The mighty Carey Burn pours over the rocks on its way to join the Harthope Burn.
                         Don't go near the waterfall...........
                Jeremy, Irina from Siberia, Irina from Ukraine,John, Liz from America, Susan, me.
(Photo courtesy of Cake Poppins)
Shortly after this halt I pointed out the spot where we had seen a family of adders last spring. This caused people to move a little faster in spite of my protestation that they would all be tucked up in their beds.
Next stop the footbridge across the burn. I told Kate that this is where she and sister Lucy must fling my ashes when I go to that great Youth Hostel in the Sky. She said she might dump me in the wheelie bin .Kids ain't got no respect today and blah blah. (There is a footbridge marked on the map but in the wrong place, the actual structure is nearer the spot marked ford)
                                               A bridge with a view, but not troubled waters.
                             And the view from the bridge.
Having crossed the bridge we continued on the path, slightly uphill and looking down on the Broadstruther Burn which we eventually crossed by footbridge and continued to Broadstruther itself.

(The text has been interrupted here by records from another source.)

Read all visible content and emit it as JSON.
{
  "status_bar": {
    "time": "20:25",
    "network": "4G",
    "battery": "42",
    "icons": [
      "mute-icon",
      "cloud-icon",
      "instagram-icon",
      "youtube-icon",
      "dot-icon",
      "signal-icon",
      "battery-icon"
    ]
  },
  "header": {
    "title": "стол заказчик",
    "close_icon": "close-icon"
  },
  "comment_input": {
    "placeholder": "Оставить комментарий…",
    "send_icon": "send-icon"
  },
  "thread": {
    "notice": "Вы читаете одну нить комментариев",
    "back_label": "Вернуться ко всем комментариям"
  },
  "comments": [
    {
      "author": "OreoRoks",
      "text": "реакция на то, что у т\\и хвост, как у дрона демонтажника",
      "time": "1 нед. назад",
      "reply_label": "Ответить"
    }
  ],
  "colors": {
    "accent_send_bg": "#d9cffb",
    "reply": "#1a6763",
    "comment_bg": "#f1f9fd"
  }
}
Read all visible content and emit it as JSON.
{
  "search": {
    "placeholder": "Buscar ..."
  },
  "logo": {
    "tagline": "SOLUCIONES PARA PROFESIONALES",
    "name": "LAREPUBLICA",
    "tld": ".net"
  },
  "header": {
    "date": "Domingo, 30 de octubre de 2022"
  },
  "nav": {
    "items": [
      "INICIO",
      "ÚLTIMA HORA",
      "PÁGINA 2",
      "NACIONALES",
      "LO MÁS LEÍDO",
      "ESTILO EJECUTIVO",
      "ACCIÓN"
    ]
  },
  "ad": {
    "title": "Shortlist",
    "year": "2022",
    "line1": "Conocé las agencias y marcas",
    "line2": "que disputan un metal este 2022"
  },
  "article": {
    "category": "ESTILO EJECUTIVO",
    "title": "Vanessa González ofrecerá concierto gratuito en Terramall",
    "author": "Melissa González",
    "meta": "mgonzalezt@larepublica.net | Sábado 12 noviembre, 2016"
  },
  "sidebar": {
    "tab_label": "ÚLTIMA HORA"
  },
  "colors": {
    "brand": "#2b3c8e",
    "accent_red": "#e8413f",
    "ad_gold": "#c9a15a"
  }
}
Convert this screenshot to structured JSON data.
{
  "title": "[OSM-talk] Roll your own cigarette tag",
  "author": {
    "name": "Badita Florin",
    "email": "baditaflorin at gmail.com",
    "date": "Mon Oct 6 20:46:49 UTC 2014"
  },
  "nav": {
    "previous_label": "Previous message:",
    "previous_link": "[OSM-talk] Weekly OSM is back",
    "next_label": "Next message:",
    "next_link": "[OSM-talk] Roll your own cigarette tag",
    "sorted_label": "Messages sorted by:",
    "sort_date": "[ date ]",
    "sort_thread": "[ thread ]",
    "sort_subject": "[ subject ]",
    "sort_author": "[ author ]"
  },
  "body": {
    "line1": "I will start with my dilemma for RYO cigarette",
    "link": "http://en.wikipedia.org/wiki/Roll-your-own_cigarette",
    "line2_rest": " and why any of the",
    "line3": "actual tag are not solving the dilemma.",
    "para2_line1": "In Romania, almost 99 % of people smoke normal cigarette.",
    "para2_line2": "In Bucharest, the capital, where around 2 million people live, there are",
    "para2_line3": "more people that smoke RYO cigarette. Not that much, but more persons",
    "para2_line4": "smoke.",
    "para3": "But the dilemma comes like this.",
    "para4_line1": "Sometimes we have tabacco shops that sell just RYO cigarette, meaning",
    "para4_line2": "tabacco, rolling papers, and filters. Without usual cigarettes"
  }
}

When I first walked in the Cheviots Broadstruther was a ruined farm but  a few years ago the building was seiously renovated and is now used as a rest home for grouse shooters in the season.The windows can be barricaded against the marauding birds and there is an endless supply of pioneer women to reload the guns.
                                             Broadstruther.
Having admired the building we turned back down the track for a short way before turning off to the right and crossing yet another footbridge over Hazelly Burn. From here we followed the markers that led   below Steely Crag and Smear Hill until we came down to the sheep pens at Carey Bridge.
                                    On the last leg, almost literally.
                        Kate demonstrates the advantages of a snood on a cold and windy day.

As we arrived back at the cars it started to snow,perfect timing. We drove in convoy to the Anglers Arms at Weldon Bridge and enjoyed an excellent pub lunch. Great pub, good beer, friendly staff, well worth a visit.
As this is not an official gadgie walk, and anyway Dave the pedometer man isn't here, there is no matrix but good old Outdoor GPS gave a distance of 5.19 miles, which was just about right.
 PS. Not a lot of wildlife. We saw a dead badger on the roadside and a live squirrel near Wooler, a distant kestrel and a dipper who is named bird of the blog
                                                      A dipper, lovely little birds that hunt in running water.